Caesar Salad: How Tijuana’s Famous Creation Took the Culinary World by Storm!

Tijuana, Mexico – A century ago, in the glamorous Prohibition-era Tijuana of the 1920s, the iconic Caesar salad was born. This week, a four-day festival in Tijuana is celebrating the 100th anniversary of this global staple. Restaurateurs and chefs from around the world have gathered to honor the creation of the Caesar salad, which was first prepared for a group of American visitors at a Fourth of July party. The festival features celebrity chefs like José Andrés, Dominique Crenn, and Karime López, highlighting the salad’s global reinventions over the years.

For those seeking the authentic Caesar salad experience, they can still enjoy the original recipe at Caesar’s restaurant in Tijuana. Founded by Caesar Cardini, the Italian immigrant credited with creating the salad, Caesar’s continues to serve thousands of salads each month. The restaurant, now revitalized by Mexican chef Javier Plascencia, maintains a strong connection to its rich history through its classic offerings.
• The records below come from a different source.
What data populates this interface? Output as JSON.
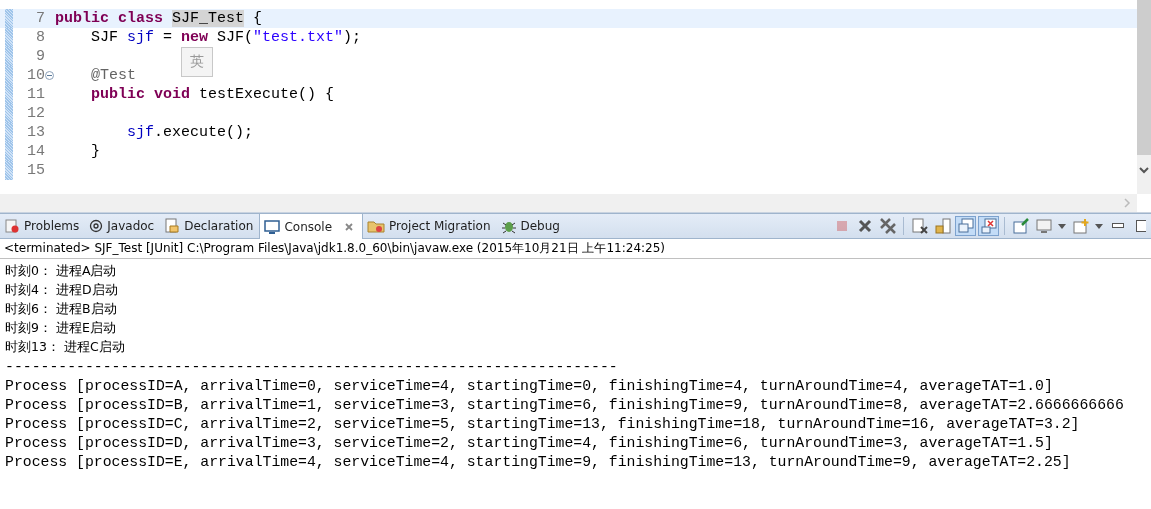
{
  "editor": {
    "lines": [
      {
        "number": "7",
        "current": true,
        "folding": false,
        "tokens": [
          {
            "kind": "keyword",
            "text": "public "
          },
          {
            "kind": "keyword",
            "text": "class "
          },
          {
            "kind": "occurrence",
            "text": "SJF_Test"
          },
          {
            "kind": "plain",
            "text": " {"
          }
        ]
      },
      {
        "number": "8",
        "current": false,
        "folding": false,
        "tokens": [
          {
            "kind": "plain",
            "text": "    SJF "
          },
          {
            "kind": "field",
            "text": "sjf"
          },
          {
            "kind": "plain",
            "text": " = "
          },
          {
            "kind": "keyword",
            "text": "new"
          },
          {
            "kind": "plain",
            "text": " SJF("
          },
          {
            "kind": "string",
            "text": "\"test.txt\""
          },
          {
            "kind": "plain",
            "text": ");"
          }
        ]
      },
      {
        "number": "9",
        "current": false,
        "folding": false
      },
      {
        "number": "10",
        "current": false,
        "folding": true,
        "tokens": [
          {
            "kind": "annotation",
            "text": "    @Test"
          }
        ]
      },
      {
        "number": "11",
        "current": false,
        "folding": false,
        "tokens": [
          {
            "kind": "keyword",
            "text": "    public "
          },
          {
            "kind": "keyword",
            "text": "void "
          },
          {
            "kind": "plain",
            "text": "testExecute() {"
          }
        ]
      },
      {
        "number": "12",
        "current": false,
        "folding": false
      },
      {
        "number": "13",
        "current": false,
        "folding": false,
        "tokens": [
          {
            "kind": "field",
            "text": "        sjf"
          },
          {
            "kind": "plain",
            "text": ".execute();"
          }
        ]
      },
      {
        "number": "14",
        "current": false,
        "folding": false,
        "tokens": [
          {
            "kind": "plain",
            "text": "    }"
          }
        ]
      },
      {
        "number": "15",
        "current": false,
        "folding": false
      }
    ],
    "ime_indicator": "英"
  },
  "tabs": [
    {
      "label": "Problems",
      "selected": false,
      "closable": false
    },
    {
      "label": "Javadoc",
      "selected": false,
      "closable": false
    },
    {
      "label": "Declaration",
      "selected": false,
      "closable": false
    },
    {
      "label": "Console",
      "selected": true,
      "closable": true
    },
    {
      "label": "Project Migration",
      "selected": false,
      "closable": false
    },
    {
      "label": "Debug",
      "selected": false,
      "closable": false
    }
  ],
  "toolbar": [
    {
      "kind": "terminate",
      "pressed": false,
      "disabled": true
    },
    {
      "kind": "remove",
      "pressed": false,
      "disabled": false
    },
    {
      "kind": "remove-all",
      "pressed": false,
      "disabled": false
    },
    {
      "kind": "separator"
    },
    {
      "kind": "clear",
      "pressed": false,
      "disabled": false
    },
    {
      "kind": "scroll-lock",
      "pressed": false,
      "disabled": false
    },
    {
      "kind": "show-out",
      "pressed": true,
      "disabled": false
    },
    {
      "kind": "show-err",
      "pressed": true,
      "disabled": false
    },
    {
      "kind": "separator"
    },
    {
      "kind": "pin",
      "pressed": false,
      "disabled": false
    },
    {
      "kind": "display",
      "pressed": false,
      "disabled": false
    },
    {
      "kind": "dropdown",
      "pressed": false,
      "disabled": false
    },
    {
      "kind": "open-console",
      "pressed": false,
      "disabled": false
    },
    {
      "kind": "dropdown",
      "pressed": false,
      "disabled": false
    },
    {
      "kind": "minimize",
      "pressed": false,
      "disabled": false
    },
    {
      "kind": "maximize",
      "pressed": false,
      "disabled": false
    }
  ],
  "console": {
    "header": "<terminated> SJF_Test [JUnit] C:\\Program Files\\Java\\jdk1.8.0_60\\bin\\javaw.exe (2015年10月21日 上午11:24:25)",
    "lines": [
      {
        "kind": "cjk",
        "text": "时刻0： 进程A启动"
      },
      {
        "kind": "cjk",
        "text": "时刻4： 进程D启动"
      },
      {
        "kind": "cjk",
        "text": "时刻6： 进程B启动"
      },
      {
        "kind": "cjk",
        "text": "时刻9： 进程E启动"
      },
      {
        "kind": "cjk",
        "text": "时刻13： 进程C启动"
      },
      {
        "kind": "mono",
        "text": "---------------------------------------------------------------------"
      },
      {
        "kind": "mono",
        "text": "Process [processID=A, arrivalTime=0, serviceTime=4, startingTime=0, finishingTime=4, turnAroundTime=4, averageTAT=1.0]"
      },
      {
        "kind": "mono",
        "text": "Process [processID=B, arrivalTime=1, serviceTime=3, startingTime=6, finishingTime=9, turnAroundTime=8, averageTAT=2.6666666666"
      },
      {
        "kind": "mono",
        "text": "Process [processID=C, arrivalTime=2, serviceTime=5, startingTime=13, finishingTime=18, turnAroundTime=16, averageTAT=3.2]"
      },
      {
        "kind": "mono",
        "text": "Process [processID=D, arrivalTime=3, serviceTime=2, startingTime=4, finishingTime=6, turnAroundTime=3, averageTAT=1.5]"
      },
      {
        "kind": "mono",
        "text": "Process [processID=E, arrivalTime=4, serviceTime=4, startingTime=9, finishingTime=13, turnAroundTime=9, averageTAT=2.25]"
      }
    ]
  }
}
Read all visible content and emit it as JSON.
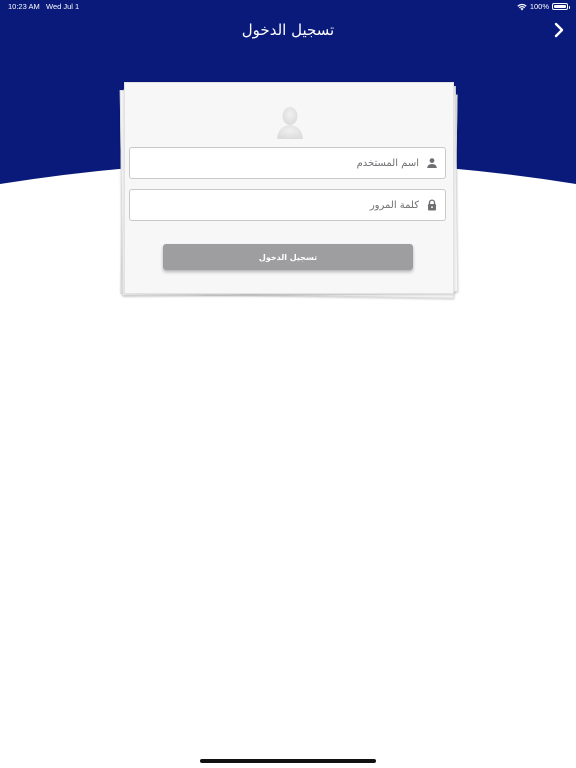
{
  "status_bar": {
    "time": "10:23 AM",
    "date": "Wed Jul 1",
    "battery": "100%",
    "battery_level": 1.0
  },
  "nav": {
    "title": "تسجيل الدخول",
    "back_icon": "chevron-right-icon"
  },
  "login_form": {
    "avatar_icon": "user-silhouette-icon",
    "username": {
      "placeholder": "اسم المستخدم",
      "value": "",
      "icon": "person-icon"
    },
    "password": {
      "placeholder": "كلمة المرور",
      "value": "",
      "icon": "lock-icon"
    },
    "submit_label": "تسجيل الدخول"
  },
  "colors": {
    "header": "#0a1a7a",
    "button": "#9e9ea1",
    "card": "#f7f7f8",
    "icon": "#6f6f73"
  }
}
Beyond just a salad, the Caesar represents a broader narrative of cultural conservation in Tijuana. Claudio Poblete, a Mexican food critic and author, emphasizes the significance of recognizing Tijuana’s culinary contributions. Through his book, “Caesar: La Ensalada Más Famosa del Mundo,” Poblete aims to highlight the cultural significance of the Caesar salad’s Mexican origins.
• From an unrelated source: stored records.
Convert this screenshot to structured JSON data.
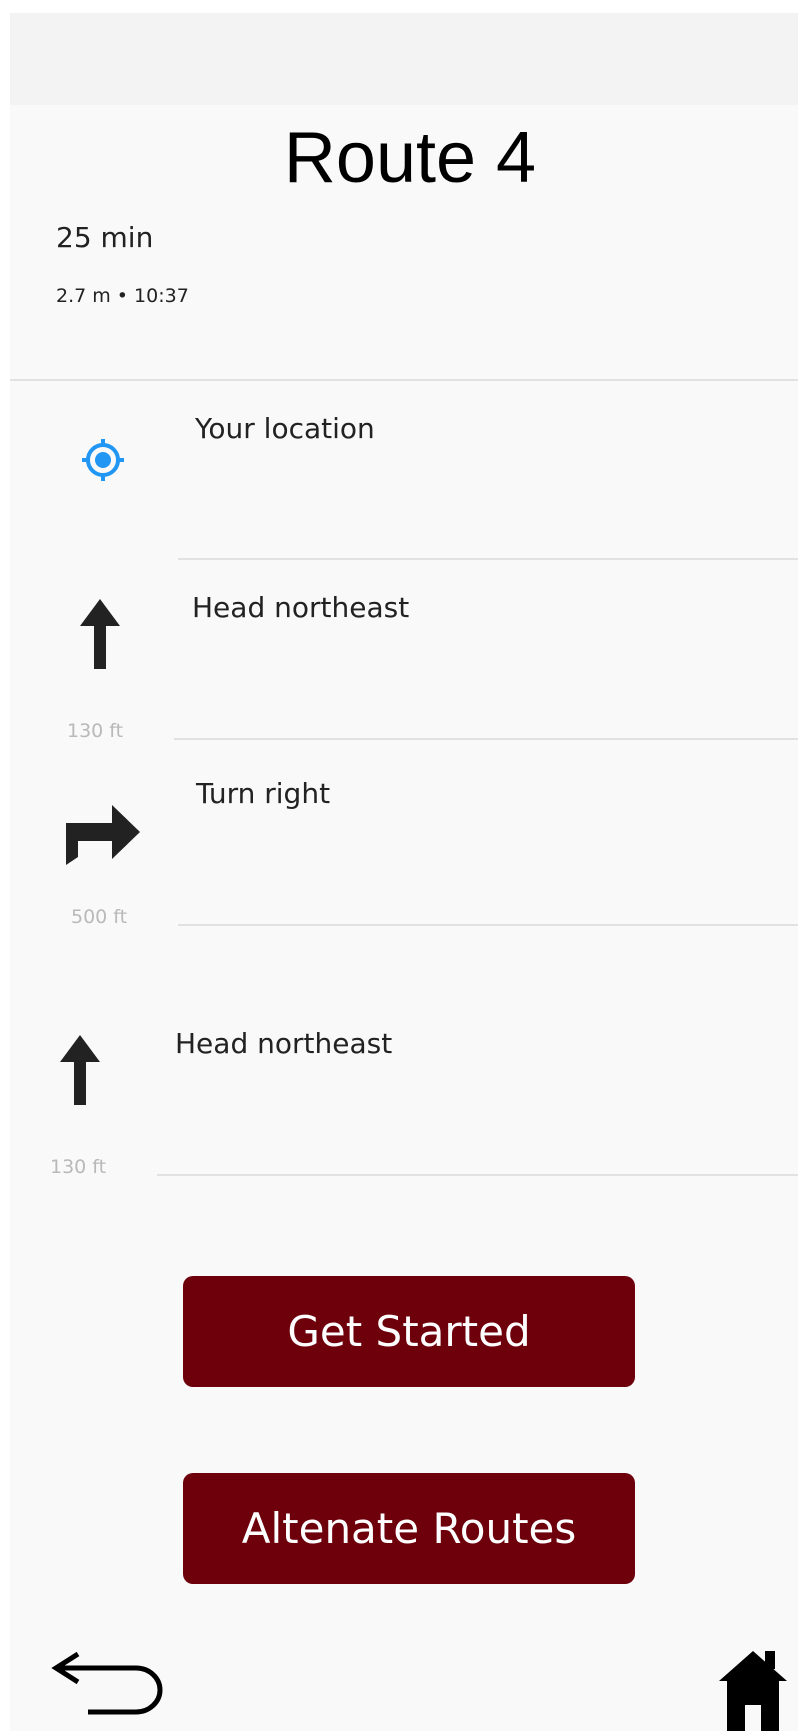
{
  "header": {
    "title": "Route 4",
    "duration": "25 min",
    "summary": "2.7 m • 10:37"
  },
  "steps": [
    {
      "icon": "my-location-icon",
      "label": "Your location",
      "distance": ""
    },
    {
      "icon": "arrow-up-icon",
      "label": "Head northeast",
      "distance": "130 ft"
    },
    {
      "icon": "turn-right-icon",
      "label": "Turn right",
      "distance": "500 ft"
    },
    {
      "icon": "arrow-up-icon",
      "label": "Head northeast",
      "distance": "130 ft"
    }
  ],
  "actions": {
    "get_started": "Get Started",
    "alternate_routes": "Altenate Routes"
  },
  "nav": {
    "back_icon": "back-arrow-icon",
    "home_icon": "home-icon"
  },
  "colors": {
    "button": "#6d000b",
    "location_icon": "#2196f3",
    "distance_text": "#b9b9b9"
  }
}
The story of the Caesar salad’s invention is a tale of creativity and resourcefulness. In a time when alcohol was prohibited in the United States, Tijuana became a hub for Americans seeking entertainment. At the Alhambra restaurant in 1924, Caesar Cardini improvised a special salad using the ingredients available, leading to the creation of the Caesar salad. The dish quickly gained popularity and went on to inspire culinary pilgrimages and variations worldwide.

The longevity and popularity of the Caesar salad can be attributed to its rich umami flavor profile, making it a versatile dish for chefs to reinvent. In Los Angeles, chefs like Klementine Song and Diego Argoti have put their own spins on the classic Caesar, incorporating unique flavors and textures. The evolution of the Caesar salad showcases its adaptability and continued relevance in the culinary world.
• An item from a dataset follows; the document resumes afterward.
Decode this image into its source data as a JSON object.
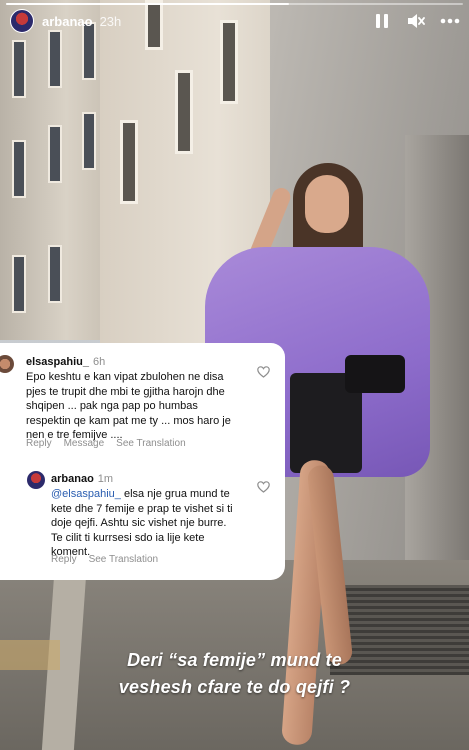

As the Caesar salad celebrates its centennial, it serves as a reminder of the enduring appeal of classic dishes and the endless possibilities for reinterpretation. From its humble beginnings in Tijuana to its global impact, the Caesar salad continues to captivate diners and inspire chefs to innovate with its timeless flavors.